But Woodberry’s real place is in the traditions of Columbia. He never taught there after 1902, but his courses in English prose and poetry, in literary criticism and in what was then called “comparative literature,” are still remembered at the University. Like all born teachers, Woodberry was a law to himself. He did not agree with the Faculty’s ideas of the period, that the urging of pupils to make up their own minds on literary questions was more suitable with graduate students than with undergraduates. He was likely enough to devote one of his semi-weekly lectures to remarks on some branch of literature quite unconnected with his course and only incidentally suggested by it; as when he gave up a whole day’s talk to lyrics of the Civil War, although the topic prescribed was the mediæval song of adventure and military prowess. He sometimes asked the impossible from his classes, as when he bade them on Tuesday to “reread before Thursday the Iliad and the Odyssey, preferably in the original.” But whether he held the Faculty or not, Woodberry always held his pupils.
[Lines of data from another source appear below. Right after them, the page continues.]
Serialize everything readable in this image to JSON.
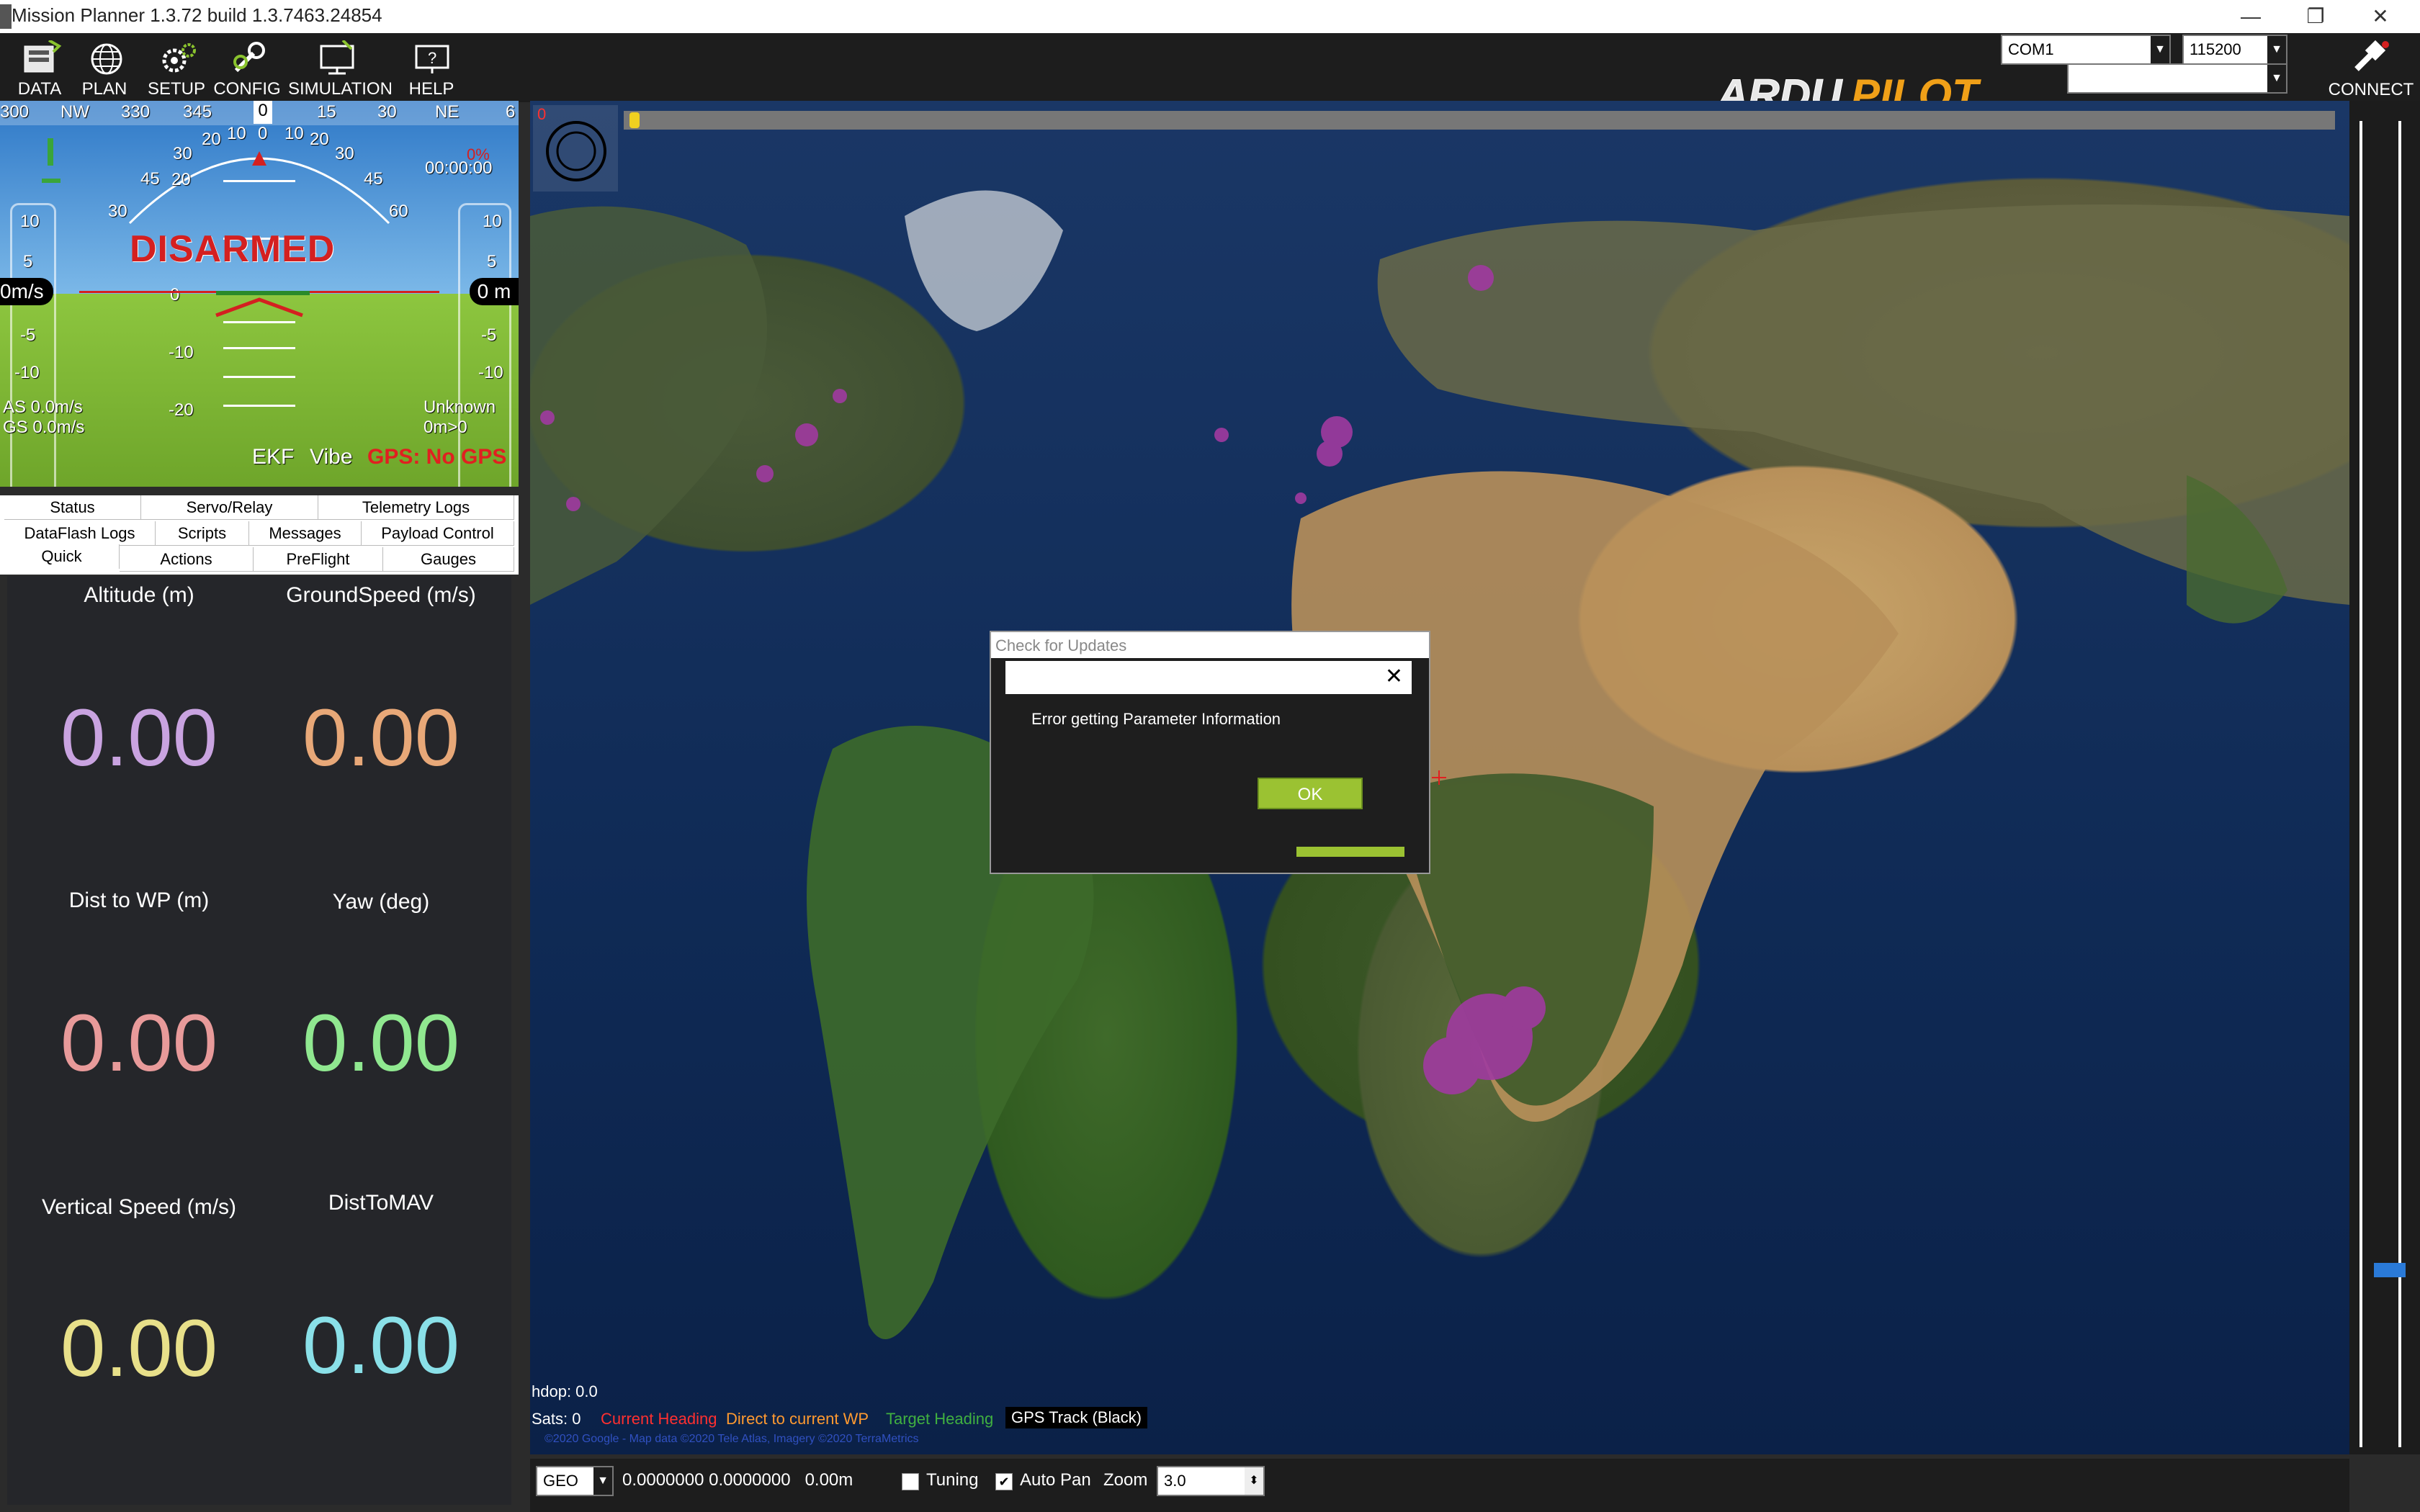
{
  "window": {
    "title": "Mission Planner 1.3.72 build 1.3.7463.24854",
    "minimize": "—",
    "restore": "❐",
    "close": "✕"
  },
  "menu": [
    {
      "label": "DATA",
      "icon": "data-icon"
    },
    {
      "label": "PLAN",
      "icon": "globe-icon"
    },
    {
      "label": "SETUP",
      "icon": "setup-gears-icon"
    },
    {
      "label": "CONFIG",
      "icon": "wrench-icon"
    },
    {
      "label": "SIMULATION",
      "icon": "simulation-icon"
    },
    {
      "label": "HELP",
      "icon": "help-icon"
    }
  ],
  "brand": {
    "logo": "ARDUPILOT",
    "logo_a": "ARDU",
    "logo_b": "PILOT"
  },
  "connection": {
    "port": "COM1",
    "baud": "115200",
    "connect_label": "CONNECT"
  },
  "hud": {
    "heading_ticks": [
      "300",
      "NW",
      "330",
      "345",
      "0",
      "15",
      "30",
      "NE",
      "6"
    ],
    "heading_value": "0",
    "status": "DISARMED",
    "speed_box": "0m/s",
    "alt_box": "0 m",
    "speed_ticks": [
      "10",
      "5",
      "-5",
      "-10"
    ],
    "alt_ticks": [
      "10",
      "5",
      "-5",
      "-10"
    ],
    "pitch_ticks": [
      "20",
      "0",
      "-10",
      "-20"
    ],
    "roll_ticks": [
      "30",
      "45",
      "60",
      "30",
      "20",
      "10",
      "0",
      "10",
      "20",
      "30",
      "45",
      "60"
    ],
    "battery": "0%",
    "timer": "00:00:00",
    "airspeed": "AS 0.0m/s",
    "groundspeed": "GS 0.0m/s",
    "mode": "Unknown",
    "wp": "0m>0",
    "ekf": "EKF",
    "vibe": "Vibe",
    "gps": "GPS: No GPS"
  },
  "tabs": {
    "row1": [
      "Status",
      "Servo/Relay",
      "Telemetry Logs"
    ],
    "row2": [
      "DataFlash Logs",
      "Scripts",
      "Messages",
      "Payload Control"
    ],
    "row3": [
      "Quick",
      "Actions",
      "PreFlight",
      "Gauges"
    ]
  },
  "quick": [
    {
      "label": "Altitude (m)",
      "value": "0.00",
      "color": "#c9a3e0"
    },
    {
      "label": "GroundSpeed (m/s)",
      "value": "0.00",
      "color": "#e8a878"
    },
    {
      "label": "Dist to WP (m)",
      "value": "0.00",
      "color": "#e89a9a"
    },
    {
      "label": "Yaw (deg)",
      "value": "0.00",
      "color": "#90e890"
    },
    {
      "label": "Vertical Speed (m/s)",
      "value": "0.00",
      "color": "#e8e08a"
    },
    {
      "label": "DistToMAV",
      "value": "0.00",
      "color": "#8ae0e8"
    }
  ],
  "map": {
    "hdop": "hdop: 0.0",
    "sats": "Sats: 0",
    "legend": [
      {
        "label": "Current Heading",
        "color": "#ff3030"
      },
      {
        "label": "Direct to current WP",
        "color": "#ff9a30"
      },
      {
        "label": "Target Heading",
        "color": "#40b040"
      },
      {
        "label": "GPS Track (Black)",
        "color": "#ffffff"
      }
    ],
    "attribution": "©2020 Google - Map data ©2020 Tele Atlas, Imagery ©2020 TerraMetrics",
    "timeline_marker": "0"
  },
  "dialog": {
    "title": "Check for Updates",
    "message": "Error getting Parameter Information",
    "ok": "OK",
    "close": "✕"
  },
  "bottombar": {
    "coord_system": "GEO",
    "coords": "0.0000000 0.0000000   0.00m",
    "tuning": "Tuning",
    "autopan": "Auto Pan",
    "zoom_label": "Zoom",
    "zoom_value": "3.0"
  }
}
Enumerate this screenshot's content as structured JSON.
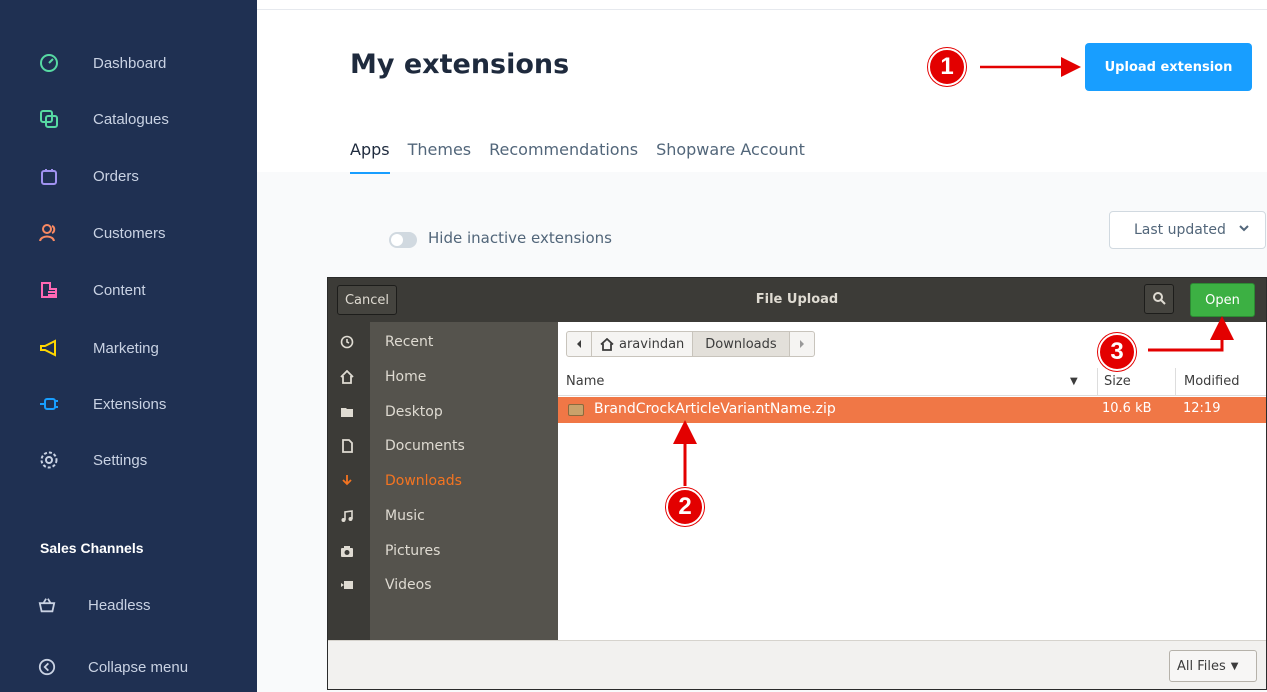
{
  "sidebar": {
    "items": [
      {
        "label": "Dashboard",
        "icon": "gauge-icon"
      },
      {
        "label": "Catalogues",
        "icon": "catalogue-icon"
      },
      {
        "label": "Orders",
        "icon": "shopping-bag-icon"
      },
      {
        "label": "Customers",
        "icon": "users-icon"
      },
      {
        "label": "Content",
        "icon": "content-icon"
      },
      {
        "label": "Marketing",
        "icon": "megaphone-icon"
      },
      {
        "label": "Extensions",
        "icon": "plug-icon"
      },
      {
        "label": "Settings",
        "icon": "gear-icon"
      }
    ],
    "sales_channels_title": "Sales Channels",
    "headless_label": "Headless",
    "collapse_label": "Collapse menu"
  },
  "header": {
    "title": "My extensions",
    "upload_label": "Upload extension"
  },
  "tabs": [
    "Apps",
    "Themes",
    "Recommendations",
    "Shopware Account"
  ],
  "filters": {
    "toggle_label": "Hide inactive extensions",
    "sort_value": "Last updated"
  },
  "dialog": {
    "title": "File Upload",
    "cancel_label": "Cancel",
    "open_label": "Open",
    "places": [
      {
        "label": "Recent",
        "icon": "clock-icon"
      },
      {
        "label": "Home",
        "icon": "home-icon"
      },
      {
        "label": "Desktop",
        "icon": "folder-icon"
      },
      {
        "label": "Documents",
        "icon": "document-icon"
      },
      {
        "label": "Downloads",
        "icon": "download-icon"
      },
      {
        "label": "Music",
        "icon": "music-icon"
      },
      {
        "label": "Pictures",
        "icon": "camera-icon"
      },
      {
        "label": "Videos",
        "icon": "video-icon"
      }
    ],
    "path": [
      "aravindan",
      "Downloads"
    ],
    "columns": {
      "name": "Name",
      "size": "Size",
      "modified": "Modified"
    },
    "file": {
      "name": "BrandCrockArticleVariantName.zip",
      "size": "10.6 kB",
      "modified": "12:19"
    },
    "filter_value": "All Files"
  },
  "annotations": [
    "1",
    "2",
    "3"
  ],
  "colors": {
    "sidebar_bg": "#1f3052",
    "primary": "#189eff",
    "dialog_header": "#3c3b37",
    "selected_row": "#f07746",
    "open_button": "#3cb043",
    "annotation": "#e30000"
  }
}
The shy and reserved demeanor, which kept him in the background of ordinary intercourse, was thawed out by the warm enthusiasm that kindled with his favorite literary visions of the class-room, and the Columbia students of that day crowded to his courses.

Alexander Dana Noyes
1930 Century Association Yearbook